In an earlier scene in this film, Saeed Mirza’s Arvind Desai ki Ajeeb Dastaan, the protagonist – heir to a business empire but also a troubled young man experiencing a nascent form of political awareness – has a self-congratulatory glow on his face after showing kindness to a street boy. But we then see this boy making fun of Arvind behind his back.
Mirza’s film offers more hard-hitting variants on the theme of the poor meeting the privileged gaze: it ends with exploited carpet-weavers staring accusingly at the camera. But that casual ten-second scene at the theka operates in a much lighter register, wittily undercutting the self-congratulatory delusions of the “benevolent” rich and making a sly observation about the Indian class waltz, one that is equally pertinent in the soft-socialist and the post-economic liberalisation eras.
The scene might also make you ask what Arvind was really intending to do, a question that is inseparable from the casting of the young and callow Dilip Dhawan in the part.

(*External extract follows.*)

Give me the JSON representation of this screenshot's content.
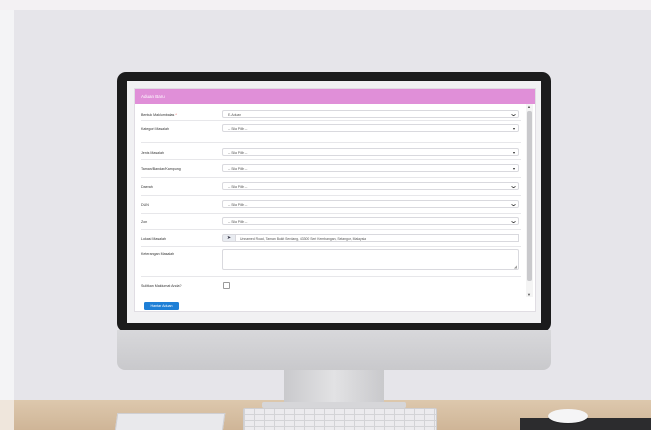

Dhawan, though very likable, had a limited acting range, so you wonder: was Arvind airily walking away after leaving a tip, or was he just sheepish – as many of us are – about hanging around to collect a small amount?
Either way, I think of the scene often. There was a time when, if someone was delivering food to my door and the bill came to, say, Rs 490, I would hand over a 500 note and mutter “Rehne deejiye” if the man started to look in his pocket for change. After watching the film, if I find myself in the same situation, I will make sure to hand over another thirty or forty rupees so the tip seems more substantial. And it isn’t just heightened sensitivity, it’s also because a part of me thinks this will reduce my chances of being mocked: the delivery man might not joke about me with his friends; the status quo between us will remain.
If Arvind Desai ki Ajeeb Dastaan was part of what became known as the parallel movement or the cinema of struggle, a very different treatment of the lack-of-privilege theme can be seen in the gentle comedy-romances from the so-called Middle Cinema. Take a scene from Basu Chatterjee’s Chhoti si Baat, an archetype of the cosy “middle-class film”. The diffident Arun (Amol Palekar) can barely bring himself to speak to the girl he likes (Prabha, played by Vidya Sinha), but then he goes to a hall and watches a film where a mainstream hero has no such confidence issues. As the brawny Dharmendra sings “Jaaneman Jaaneman” to Hema Malini, Arun imagines himself and Prabha in their place on the screen, and there is even a marvellous moment where the transition from the big movie stars to the everymen is briefly left incomplete – so that we see Dharmendra crooning to Vidya Sinha for a few seconds. Two universes have brushed against each other.
The Middle Cinema often shows us what form fantasy can take in ordinary lives and everyday contexts (another such scene that comes to mind is Palekar imagining himself as a big star while a jobless Amitabh Bachchan languishes outside a studio in Gol Maal) – and while this is often presented as fun and games, it is also a view of the underdog lording it over the pampered poodle. Imagination does have its limits, though: the shirt Palekar wears in the “Jaaneman” fantasy sequence appears two sizes too big, as if it had been fitted for Dharmendra’s muscular chest.
[Earlier Hindu columns are here]